How did you come to collaborate with Morgan Kibby?
Morgan and I have been friends through The Echo Society, which is the non-profit that I’m a part of down here in Los Angeles. I sent her over the track, and she sang some stuff on it. It sounded perfect, so we just went into it deeper. It was a really fluid process where we just shared files back and forth because I loved her previous work with M83 and the stuff she’s doing now as White Sea. It was really important to have a woman singing the song to have the tie-in to Hannah [Baker] and just the characters in general. Then I ended up singing a little bit of funky backup vocals towards the end of the song which was just for fun.
You recently released an experimental body of work, Motions Like These with Icelandic composer and artist, Kira Kira through your imprint, Ancestor. Can you tell us what initiated this creative partnership? Where did you conduct the field recordings woven into the music?
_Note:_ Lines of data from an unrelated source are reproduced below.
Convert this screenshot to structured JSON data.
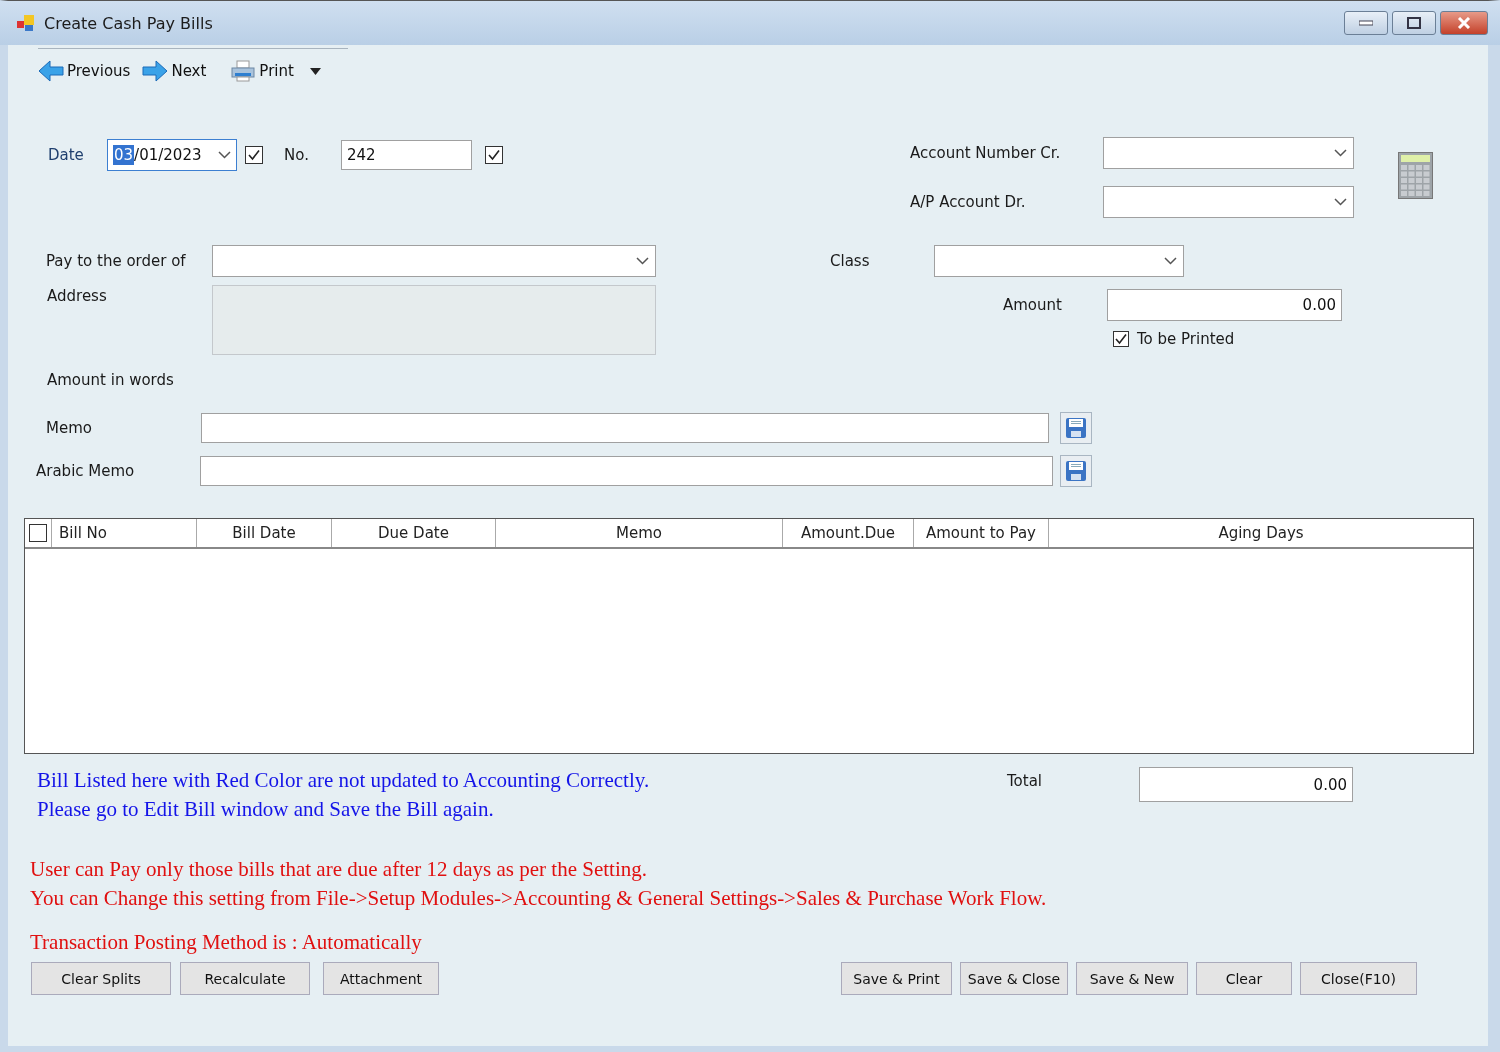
{
  "window": {
    "title": "Create Cash Pay Bills"
  },
  "toolbar": [
    {
      "label": "Previous",
      "kind": "prev"
    },
    {
      "label": "Next",
      "kind": "next"
    },
    {
      "label": "Print",
      "kind": "print"
    }
  ],
  "date": {
    "label": "Date",
    "value": "03/01/2023",
    "checked": true
  },
  "number": {
    "label": "No.",
    "value": "242",
    "checked": true
  },
  "account_cr": {
    "label": "Account Number Cr."
  },
  "ap_account_dr": {
    "label": "A/P Account Dr."
  },
  "pay_to": {
    "label": "Pay to the order of"
  },
  "class": {
    "label": "Class"
  },
  "address": {
    "label": "Address",
    "disabled": true
  },
  "amount": {
    "label": "Amount",
    "value": "0.00"
  },
  "to_be_printed": {
    "label": "To be Printed",
    "checked": true
  },
  "amount_in_words": {
    "label": "Amount in words"
  },
  "memo": {
    "label": "Memo"
  },
  "arabic_memo": {
    "label": "Arabic Memo"
  },
  "table": {
    "select_all_checked": false,
    "columns": [
      {
        "label": "Bill No"
      },
      {
        "label": "Bill Date"
      },
      {
        "label": "Due Date"
      },
      {
        "label": "Memo"
      },
      {
        "label": "Amount.Due"
      },
      {
        "label": "Amount to Pay"
      },
      {
        "label": "Aging Days"
      }
    ]
  },
  "notes": [
    "Bill Listed here with Red Color are not updated to Accounting Correctly.",
    "Please go to Edit Bill window and Save the Bill again."
  ],
  "total": {
    "label": "Total",
    "value": "0.00"
  },
  "warnings": [
    "User can Pay only those bills that are due after 12 days as per the Setting.",
    "You can Change this setting from File->Setup Modules->Accounting & General Settings->Sales & Purchase Work Flow."
  ],
  "posting_method": "Transaction Posting Method is : Automatically",
  "buttons_left": [
    "Clear Splits",
    "Recalculate",
    "Attachment"
  ],
  "buttons_right": [
    "Save & Print",
    "Save & Close",
    "Save & New",
    "Clear",
    "Close(F10)"
  ]
}
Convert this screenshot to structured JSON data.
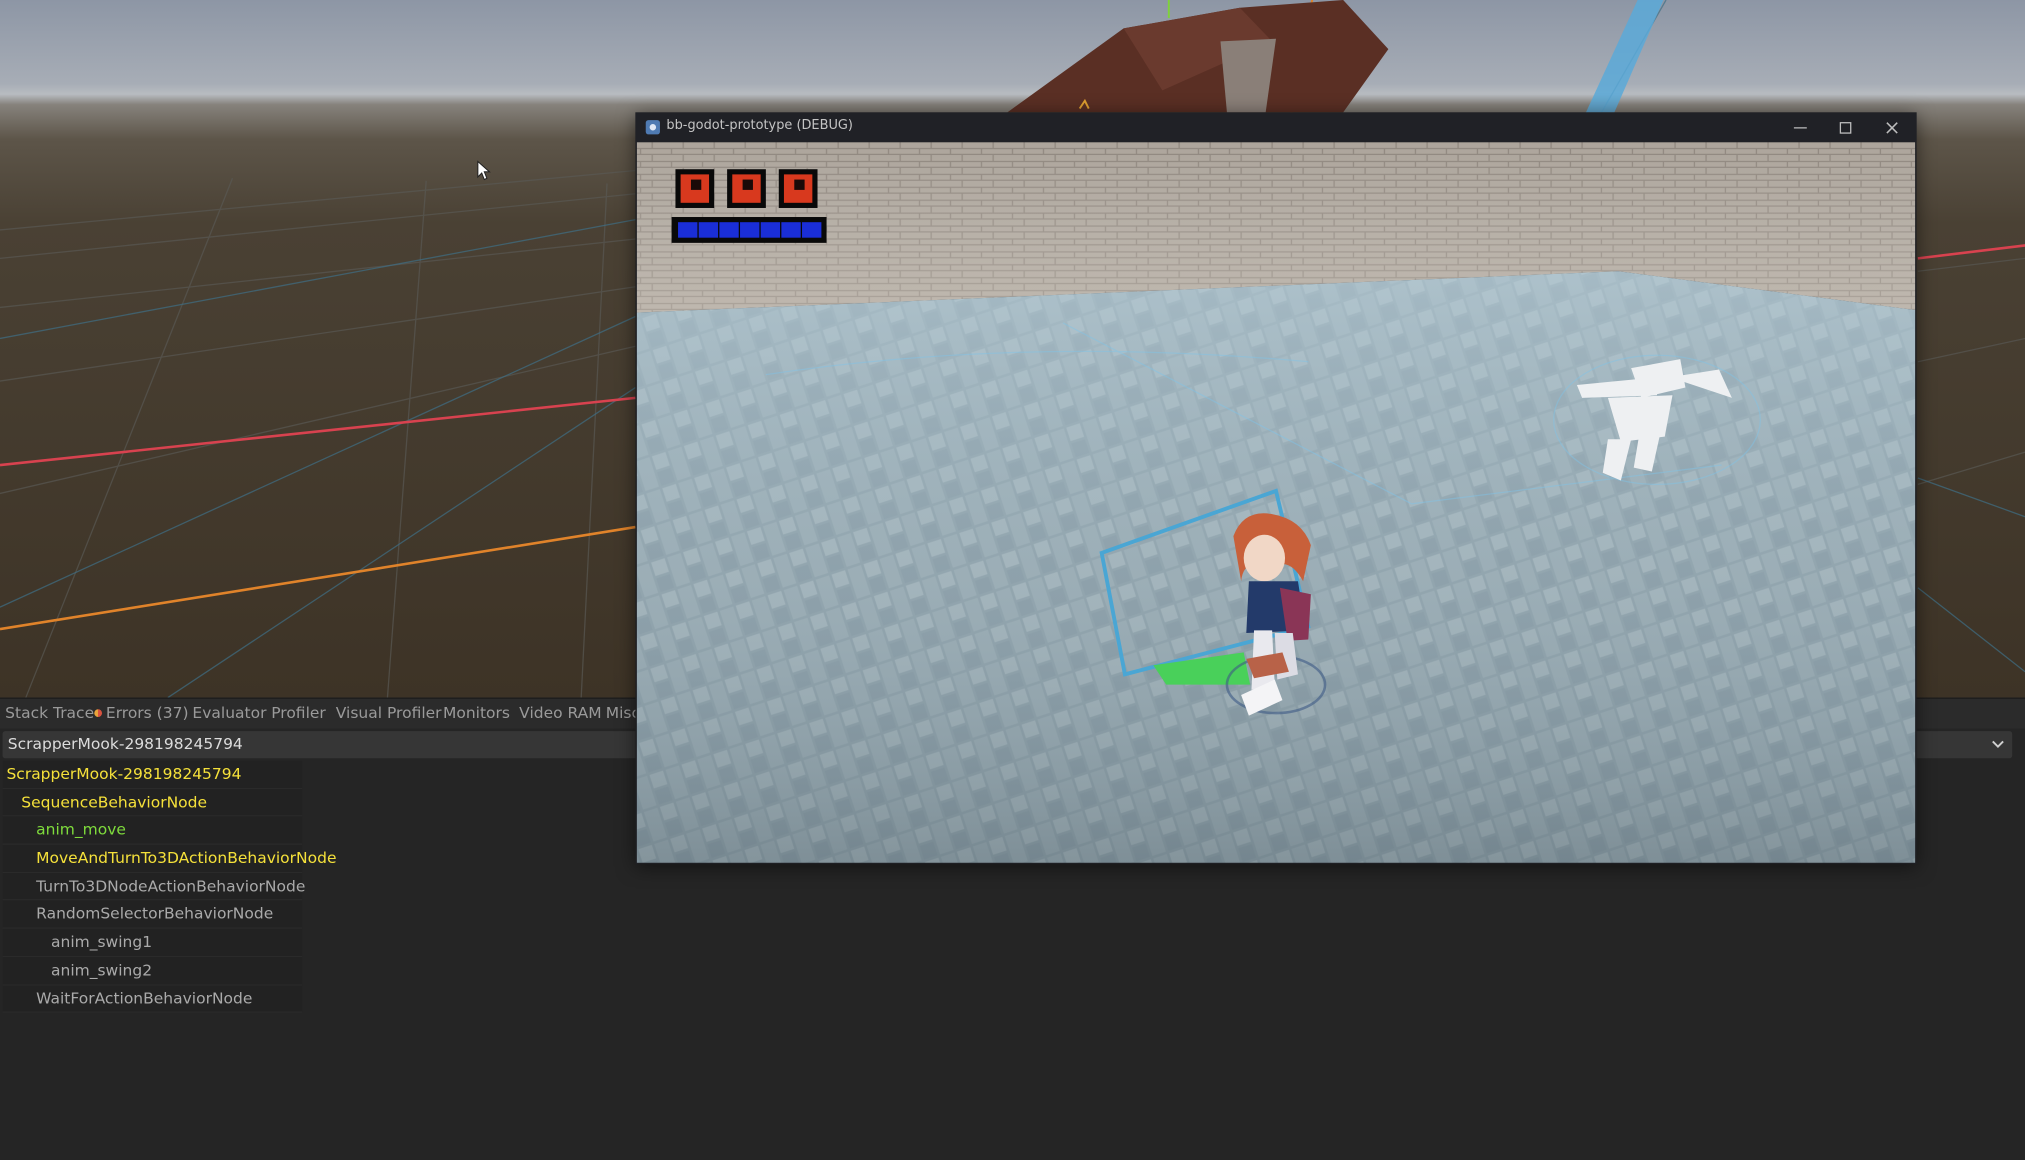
{
  "game_window": {
    "title": "bb-godot-prototype (DEBUG)",
    "hud": {
      "health": 3,
      "max_health": 3,
      "energy_fraction": 1.0
    }
  },
  "debugger": {
    "tabs": [
      {
        "label": "Stack Trace"
      },
      {
        "label": "Errors (37)"
      },
      {
        "label": "Evaluator"
      },
      {
        "label": "Profiler"
      },
      {
        "label": "Visual Profiler"
      },
      {
        "label": "Monitors"
      },
      {
        "label": "Video RAM"
      },
      {
        "label": "Misc"
      }
    ],
    "selected_tree": "ScrapperMook-298198245794",
    "tree": [
      {
        "label": "ScrapperMook-298198245794",
        "depth": 0,
        "state": "running"
      },
      {
        "label": "SequenceBehaviorNode",
        "depth": 1,
        "state": "running"
      },
      {
        "label": "anim_move",
        "depth": 2,
        "state": "success"
      },
      {
        "label": "MoveAndTurnTo3DActionBehaviorNode",
        "depth": 2,
        "state": "running"
      },
      {
        "label": "TurnTo3DNodeActionBehaviorNode",
        "depth": 2,
        "state": "idle"
      },
      {
        "label": "RandomSelectorBehaviorNode",
        "depth": 2,
        "state": "idle"
      },
      {
        "label": "anim_swing1",
        "depth": 3,
        "state": "idle"
      },
      {
        "label": "anim_swing2",
        "depth": 3,
        "state": "idle"
      },
      {
        "label": "WaitForActionBehaviorNode",
        "depth": 2,
        "state": "idle"
      }
    ]
  },
  "colors": {
    "running": "#f5e13a",
    "success": "#7fdc3c",
    "idle": "#aaaaaa"
  }
}
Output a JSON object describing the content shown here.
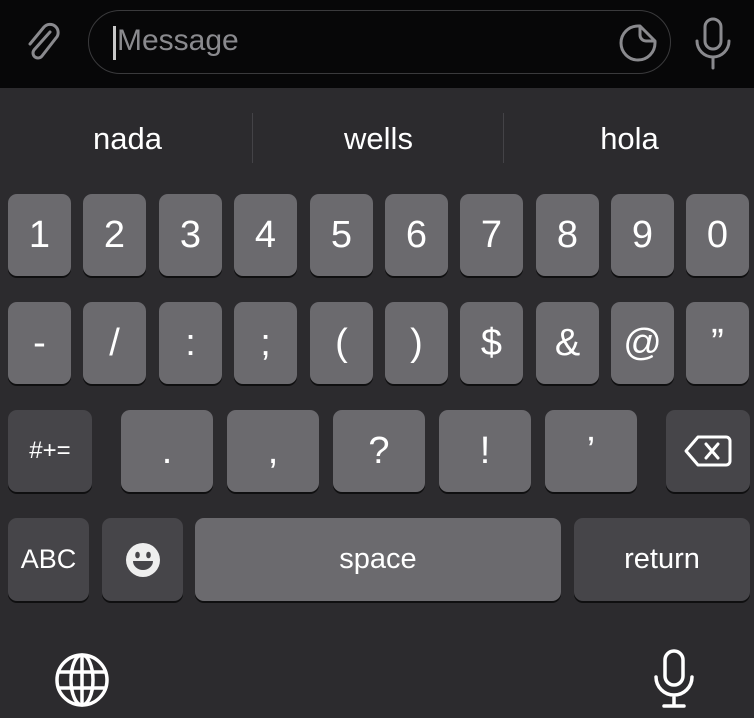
{
  "input_bar": {
    "placeholder": "Message",
    "attach_icon": "paperclip-icon",
    "sticker_icon": "sticker-icon",
    "mic_icon": "microphone-icon"
  },
  "suggestions": [
    "nada",
    "wells",
    "hola"
  ],
  "rows": {
    "numbers": [
      "1",
      "2",
      "3",
      "4",
      "5",
      "6",
      "7",
      "8",
      "9",
      "0"
    ],
    "symbols": [
      "-",
      "/",
      ":",
      ";",
      "(",
      ")",
      "$",
      "&",
      "@",
      "”"
    ],
    "punct": [
      ".",
      ",",
      "?",
      "!",
      "’"
    ]
  },
  "keys": {
    "more_symbols": "#+=",
    "abc": "ABC",
    "space": "space",
    "return": "return",
    "backspace_icon": "backspace-icon",
    "emoji_icon": "emoji-icon"
  },
  "bottom": {
    "globe_icon": "globe-icon",
    "dictation_icon": "microphone-icon"
  },
  "colors": {
    "keyboard_bg": "#2c2b2e",
    "light_key": "#6b6a6e",
    "dark_key": "#464549",
    "top_bg": "#070708"
  }
}
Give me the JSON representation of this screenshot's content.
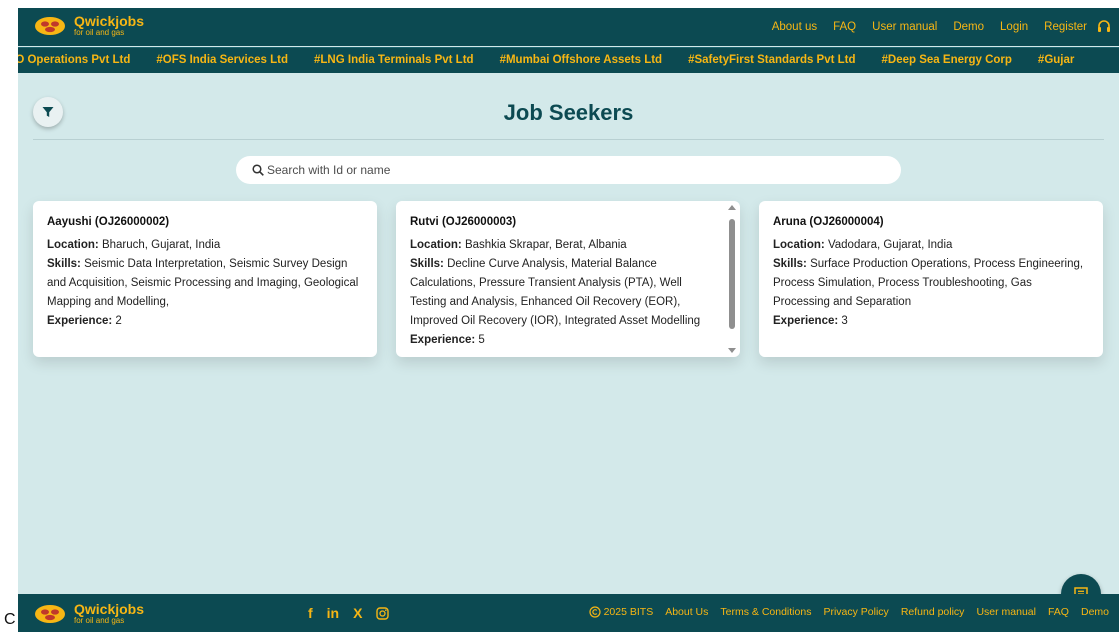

We met back in 2014 for our second Echo Society show. She was a guest that performed. We met at the show and worked on a little bit of a collaboration around that show. We just got to know each other better, and she invited me to come out and play in Iceland Airwaves that November. We went out there, and I believe we did an eighteen-hour recording session one day. We had a studio out there and just accumulated a big chunk of audio. Then over the course of four years, we basically just tapped the files back and forth.
It’s really just a fun, collaborative thing. We worked on it for a number of years and released it pretty quietly, so whoever got to check it out and connect with it, that’s awesome. I’d say half the album is intense, maybe a little bit darker, and then the other half is some really beautiful stuff. The last track, in particular, I love it so much. I think it’s about eleven minutes long, and it’s just a really long, gentle, and ambient enveloping track — it feels like a comforter.
We did some field recordings out here in Los Angeles. As an example, in the sixth track on the album, it has some recordings from us being at a playground that’s right next to my house, playing stuff out there. There are recordings of different musicians and a choir group that we worked with, and there’s even a field recording of our squirrel. My wife and I have a little handicapped squirrel that lives with us inside of our house, so he makes a little debut on the last track of the album.
I remember the first time we talked you told the whole story of how you rescued your squirrel and nursed it back to health, so it sounds like it’s doing well.
Yeah, yeah. He has two limbs — one of them had to get amputated around January, but overall, he’s doing great. His name is Albert, and he has an Instagram account called Albert The Wonder Squirrel. He’s friends with our cats. He hangs out. He stumbles. He’s completely a member of the family, and since he only has two working limbs, we just take care of him, and he stays inside. If he went outside, he would get eaten within five minutes.
Interviewer | Paul Goldowitz
Research, Copy, Editing, Layout | Ruby Gartenberg
Extending gratitude to ESKMO and White Bear PR.